CALGARY -- TransCanada said that it has reached binding
shipping agreements allowing it to move forward on plans for
a pipeline and terminal facility in Alberta that will help
link Canadian crude oil resources in the province to markets
in eastern Canada and the United States.
It's the latest in a series of small and large moves by
Canada's energy industry to boost crude shipments. A lack of
pipeline capacity to the United States has pushed executives
and government officials to propose a number of alternative
routes to both the east and west coasts of Canada.
TransCanada said it plans to build a 125 mile pipeline
connecting Alberta's Edmonton region to facilities
in Hardisty, Alberta,
and a terminal in the Heartland industrial area norh of
Edmonton.
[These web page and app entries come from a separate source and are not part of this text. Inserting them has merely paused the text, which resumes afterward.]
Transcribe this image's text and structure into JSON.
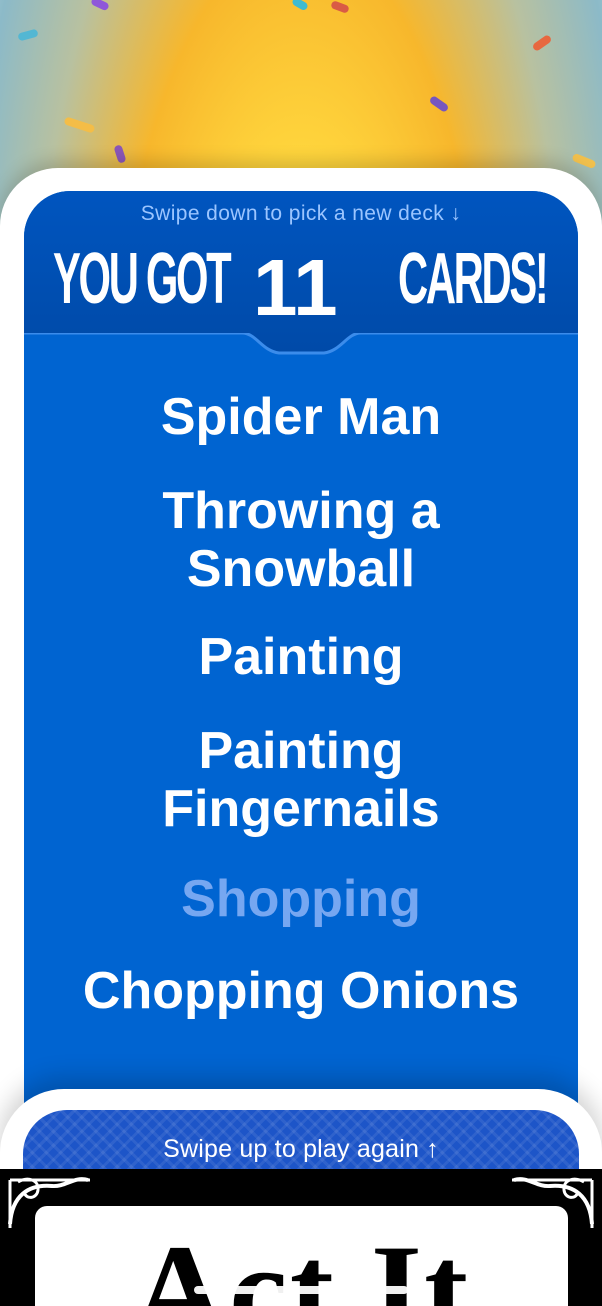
{
  "screen": {
    "instructions": {
      "top": "Swipe down to pick a new deck ↓",
      "bottom": "Swipe up to play again ↑"
    },
    "result": {
      "prefix": "YOU GOT",
      "count": "11",
      "suffix": "CARDS!"
    },
    "cards": [
      {
        "text": "Spider Man",
        "state": "got"
      },
      {
        "text": "Throwing a Snowball",
        "state": "got"
      },
      {
        "text": "Painting",
        "state": "got"
      },
      {
        "text": "Painting Fingernails",
        "state": "got"
      },
      {
        "text": "Shopping",
        "state": "missed"
      },
      {
        "text": "Chopping Onions",
        "state": "got"
      }
    ],
    "next_deck": {
      "title": "Act It"
    }
  },
  "colors": {
    "primary_blue": "#0064d1",
    "header_blue": "#004aa8",
    "missed_text": "#76a7f1",
    "background_yellow": "#ffd63d"
  },
  "icons": {
    "down_arrow": "down-arrow-icon",
    "up_arrow": "up-arrow-icon",
    "deck_ornament": "ornament-icon"
  }
}
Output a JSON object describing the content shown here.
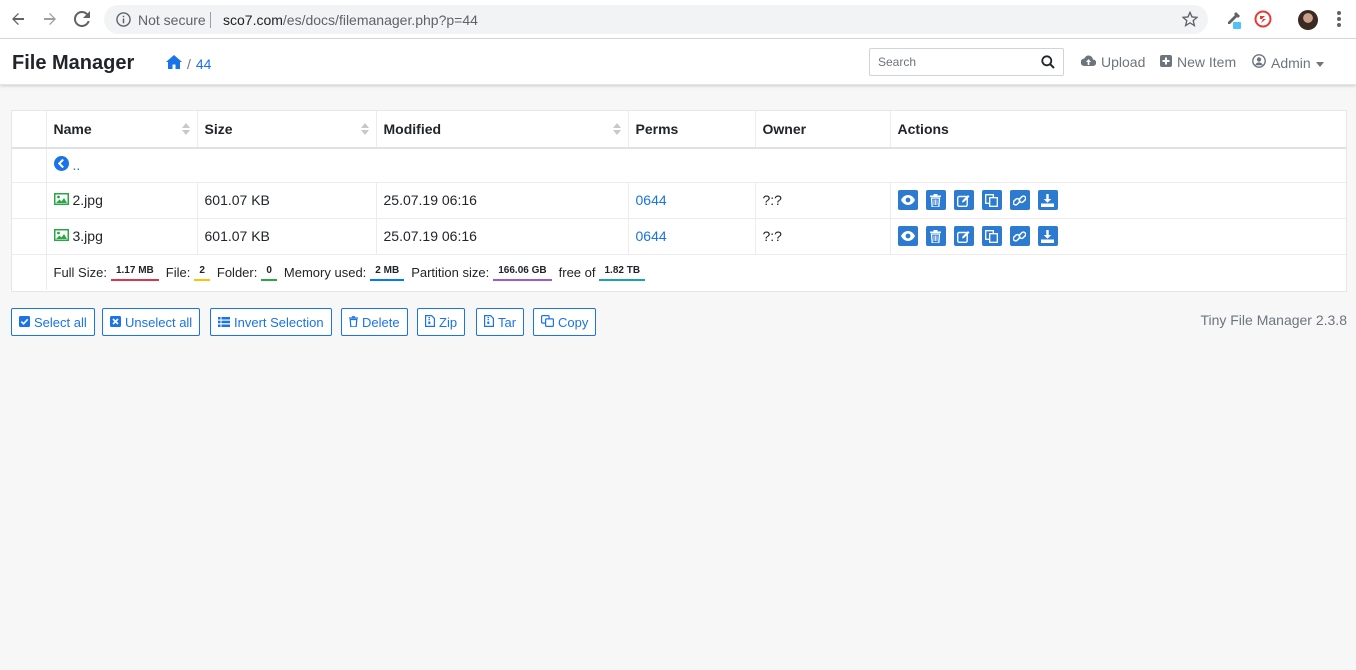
{
  "browser": {
    "security_label": "Not secure",
    "url_host": "sco7.com",
    "url_path": "/es/docs/filemanager.php?p=44"
  },
  "app": {
    "brand": "File Manager",
    "breadcrumb_sep": "/",
    "breadcrumb_folder": "44",
    "search_placeholder": "Search",
    "upload_label": "Upload",
    "new_item_label": "New Item",
    "admin_label": "Admin"
  },
  "table": {
    "headers": [
      "Name",
      "Size",
      "Modified",
      "Perms",
      "Owner",
      "Actions"
    ],
    "parent_link": "..",
    "rows": [
      {
        "name": "2.jpg",
        "size": "601.07 KB",
        "modified": "25.07.19 06:16",
        "perms": "0644",
        "owner": "?:?"
      },
      {
        "name": "3.jpg",
        "size": "601.07 KB",
        "modified": "25.07.19 06:16",
        "perms": "0644",
        "owner": "?:?"
      }
    ],
    "footer": {
      "full_size_label": "Full Size:",
      "full_size": "1.17 MB",
      "file_label": "File:",
      "file_count": "2",
      "folder_label": "Folder:",
      "folder_count": "0",
      "memory_label": "Memory used:",
      "memory": "2 MB",
      "partition_label": "Partition size:",
      "partition": "166.06 GB",
      "free_label": "free of",
      "free": "1.82 TB"
    }
  },
  "buttons": {
    "select_all": "Select all",
    "unselect_all": "Unselect all",
    "invert": "Invert Selection",
    "delete": "Delete",
    "zip": "Zip",
    "tar": "Tar",
    "copy": "Copy"
  },
  "version": "Tiny File Manager 2.3.8",
  "colors": {
    "accent": "#1a73e8",
    "action_button": "#2c7bd0",
    "badge_full_size": "#dc3545",
    "badge_file": "#ffc107",
    "badge_folder": "#28a745",
    "badge_memory": "#007bff",
    "badge_partition": "#9b59d6",
    "badge_free": "#17a2b8"
  },
  "icons": [
    "back-arrow-icon",
    "forward-arrow-icon",
    "reload-icon",
    "info-icon",
    "star-icon",
    "home-icon",
    "search-icon",
    "cloud-upload-icon",
    "plus-square-icon",
    "user-circle-icon",
    "image-file-icon",
    "chevron-left-circle-icon",
    "eye-icon",
    "trash-icon",
    "edit-icon",
    "copy-icon",
    "link-icon",
    "download-icon"
  ]
}
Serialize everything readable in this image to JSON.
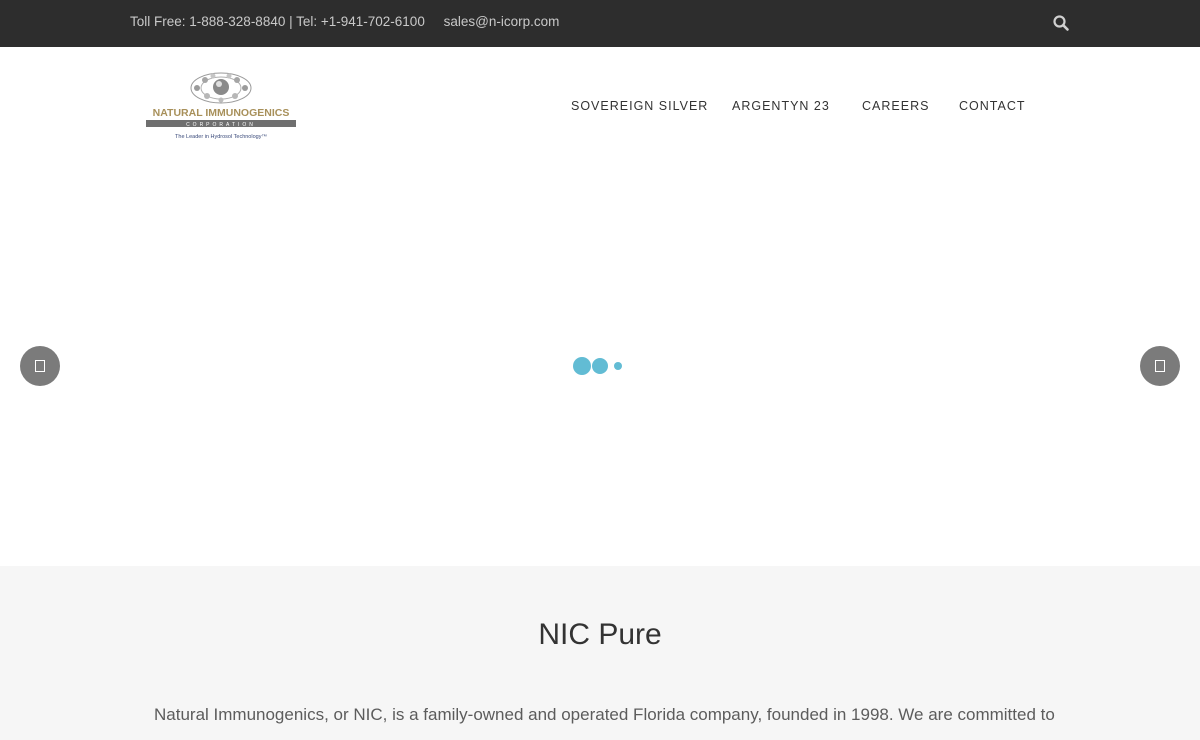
{
  "topbar": {
    "phone_line": "Toll Free: 1-888-328-8840 | Tel: +1-941-702-6100",
    "email": "sales@n-icorp.com",
    "search_icon": "search-icon"
  },
  "logo": {
    "name": "NATURAL IMMUNOGENICS",
    "subtitle": "CORPORATION",
    "tagline": "The Leader in Hydrosol Technology™"
  },
  "nav": {
    "items": [
      {
        "label": "SOVEREIGN SILVER"
      },
      {
        "label": "ARGENTYN 23"
      },
      {
        "label": "CAREERS"
      },
      {
        "label": "CONTACT"
      }
    ]
  },
  "slider": {
    "prev_icon": "chevron-left-icon",
    "next_icon": "chevron-right-icon",
    "loader_color": "#62bcd4"
  },
  "section": {
    "title": "NIC Pure",
    "text": "Natural Immunogenics, or NIC, is a family-owned and operated Florida company, founded in 1998. We are committed to"
  },
  "colors": {
    "topbar_bg": "#2d2d2d",
    "section_bg": "#f6f6f6",
    "logo_gold": "#a8905a",
    "logo_bar": "#6f6f6f"
  }
}
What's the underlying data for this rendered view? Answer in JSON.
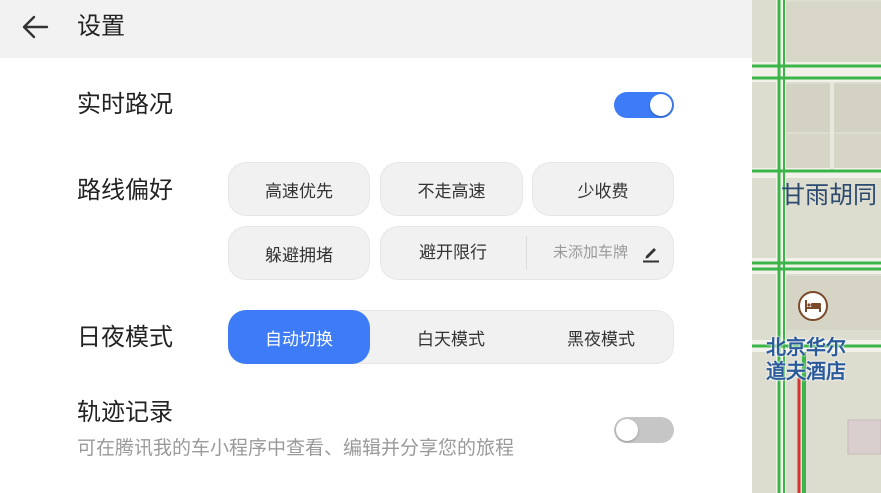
{
  "header": {
    "title": "设置"
  },
  "traffic": {
    "label": "实时路况",
    "enabled": true
  },
  "route_pref": {
    "label": "路线偏好",
    "options": [
      "高速优先",
      "不走高速",
      "少收费",
      "躲避拥堵",
      "避开限行"
    ],
    "plate_placeholder": "未添加车牌"
  },
  "day_night": {
    "label": "日夜模式",
    "options": [
      "自动切换",
      "白天模式",
      "黑夜模式"
    ],
    "selected": "自动切换"
  },
  "track": {
    "label": "轨迹记录",
    "description": "可在腾讯我的车小程序中查看、编辑并分享您的旅程",
    "enabled": false
  },
  "map": {
    "street_label": "甘雨胡同",
    "poi_name_line1": "北京华尔",
    "poi_name_line2": "道夫酒店",
    "poi_icon": "hotel-icon"
  },
  "colors": {
    "accent": "#3d7cf6",
    "road_green": "#3bb54a",
    "road_red": "#d93030",
    "poi_brown": "#7a4a2a"
  }
}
The facilities
are part of
TransCanada's broader plans to eventually ship more Alberta
crude to Canada's east coast, the company said.
It said the project
s are expected to cost
about $893 million combined, and could be in service during
the second half of 2015.
TransCanada, which is awaiting final United States approval
for its proposed Keystone XL oil pipeline, said the proposed
Heartland pipeline could transport up to 900,000 bopd, while
the terminal is expected to have storage capacity for up to
1.9 MMbbl of crude.
"With Alberta oil production project
ed to increase by almost 3
MMbopd over the next 15 years, it is important to have the
right infrastructure in place to move these resources safely
and reliably to market at the right time" Alex Pourbaix,
TransCanada's president of energy and oil pipelines, said in
TransCanada said it plans to file a regulatory application
for the terminal this spring and a separate application for
the pipeline in the fall.
Dow Jones Newswires